§ SUPPLIED DATA
^^^^^^^^
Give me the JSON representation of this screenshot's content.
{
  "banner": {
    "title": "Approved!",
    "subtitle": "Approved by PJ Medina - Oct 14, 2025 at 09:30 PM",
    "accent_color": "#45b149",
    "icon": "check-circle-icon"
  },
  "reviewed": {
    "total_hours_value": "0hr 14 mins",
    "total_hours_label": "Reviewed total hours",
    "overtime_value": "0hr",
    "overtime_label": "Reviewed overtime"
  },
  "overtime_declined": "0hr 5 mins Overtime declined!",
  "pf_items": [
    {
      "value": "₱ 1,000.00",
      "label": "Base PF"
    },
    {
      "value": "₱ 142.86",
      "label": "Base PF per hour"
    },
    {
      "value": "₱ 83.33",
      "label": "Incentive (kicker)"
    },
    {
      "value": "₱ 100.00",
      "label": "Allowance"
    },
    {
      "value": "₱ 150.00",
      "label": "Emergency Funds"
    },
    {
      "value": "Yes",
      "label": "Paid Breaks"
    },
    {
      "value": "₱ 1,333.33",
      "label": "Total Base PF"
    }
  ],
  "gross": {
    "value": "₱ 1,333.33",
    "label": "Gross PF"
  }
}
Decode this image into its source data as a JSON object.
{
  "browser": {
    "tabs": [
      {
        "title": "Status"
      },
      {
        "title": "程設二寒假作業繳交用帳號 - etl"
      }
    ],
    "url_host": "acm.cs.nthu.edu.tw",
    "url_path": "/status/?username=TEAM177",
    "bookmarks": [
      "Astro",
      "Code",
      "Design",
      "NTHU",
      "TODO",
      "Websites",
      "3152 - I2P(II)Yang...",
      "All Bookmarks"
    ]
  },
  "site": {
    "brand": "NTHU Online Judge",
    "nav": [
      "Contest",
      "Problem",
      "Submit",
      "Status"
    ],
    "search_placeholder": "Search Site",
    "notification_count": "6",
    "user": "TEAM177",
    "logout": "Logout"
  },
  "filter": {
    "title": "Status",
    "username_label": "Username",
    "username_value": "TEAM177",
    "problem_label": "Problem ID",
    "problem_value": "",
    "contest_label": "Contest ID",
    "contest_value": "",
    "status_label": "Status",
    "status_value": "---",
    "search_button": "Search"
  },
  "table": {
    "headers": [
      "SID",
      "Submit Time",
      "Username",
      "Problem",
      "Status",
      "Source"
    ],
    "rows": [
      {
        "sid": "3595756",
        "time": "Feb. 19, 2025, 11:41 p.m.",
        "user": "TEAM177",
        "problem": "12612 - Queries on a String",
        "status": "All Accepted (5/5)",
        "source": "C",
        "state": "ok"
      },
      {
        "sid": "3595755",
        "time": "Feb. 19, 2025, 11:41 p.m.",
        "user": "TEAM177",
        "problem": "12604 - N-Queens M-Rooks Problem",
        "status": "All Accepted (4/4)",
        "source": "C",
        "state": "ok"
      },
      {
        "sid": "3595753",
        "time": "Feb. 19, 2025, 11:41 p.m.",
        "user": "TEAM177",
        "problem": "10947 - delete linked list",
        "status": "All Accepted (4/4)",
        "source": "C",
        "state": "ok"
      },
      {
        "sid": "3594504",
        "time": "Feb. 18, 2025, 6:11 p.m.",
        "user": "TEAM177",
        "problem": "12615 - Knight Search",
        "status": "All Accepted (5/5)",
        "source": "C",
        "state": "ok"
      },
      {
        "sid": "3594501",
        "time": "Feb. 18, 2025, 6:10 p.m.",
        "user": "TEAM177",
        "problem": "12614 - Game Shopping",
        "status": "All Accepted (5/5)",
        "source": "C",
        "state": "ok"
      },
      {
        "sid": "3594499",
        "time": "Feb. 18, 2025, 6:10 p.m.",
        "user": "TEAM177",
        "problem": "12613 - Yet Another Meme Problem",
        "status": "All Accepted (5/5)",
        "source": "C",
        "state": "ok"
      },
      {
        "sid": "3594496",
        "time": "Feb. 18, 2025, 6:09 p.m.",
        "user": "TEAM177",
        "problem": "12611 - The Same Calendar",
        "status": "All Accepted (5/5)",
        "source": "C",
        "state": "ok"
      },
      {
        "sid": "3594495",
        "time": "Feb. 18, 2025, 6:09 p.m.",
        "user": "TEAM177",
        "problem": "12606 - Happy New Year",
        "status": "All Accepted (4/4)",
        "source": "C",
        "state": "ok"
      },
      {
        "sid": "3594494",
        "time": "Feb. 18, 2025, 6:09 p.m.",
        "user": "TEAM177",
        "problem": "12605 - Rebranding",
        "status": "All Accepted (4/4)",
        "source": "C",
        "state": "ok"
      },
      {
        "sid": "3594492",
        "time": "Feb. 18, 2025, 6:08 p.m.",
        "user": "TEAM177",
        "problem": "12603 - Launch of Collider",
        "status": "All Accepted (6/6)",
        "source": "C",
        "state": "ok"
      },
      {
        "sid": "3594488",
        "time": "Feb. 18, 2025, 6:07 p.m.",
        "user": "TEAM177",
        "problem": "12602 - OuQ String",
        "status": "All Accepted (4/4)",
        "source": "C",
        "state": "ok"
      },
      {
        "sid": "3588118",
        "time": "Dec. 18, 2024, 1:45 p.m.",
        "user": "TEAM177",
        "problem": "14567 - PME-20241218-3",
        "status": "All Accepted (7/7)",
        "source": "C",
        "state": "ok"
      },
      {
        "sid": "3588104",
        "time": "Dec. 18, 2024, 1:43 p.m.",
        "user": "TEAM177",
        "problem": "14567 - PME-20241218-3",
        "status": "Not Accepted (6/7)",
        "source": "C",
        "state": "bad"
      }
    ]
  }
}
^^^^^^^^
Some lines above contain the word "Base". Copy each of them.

§ ANSWER FOR THIS EXERCISE
      "label": "Base PF"
      "label": "Base PF per hour"
      "label": "Total Base PF"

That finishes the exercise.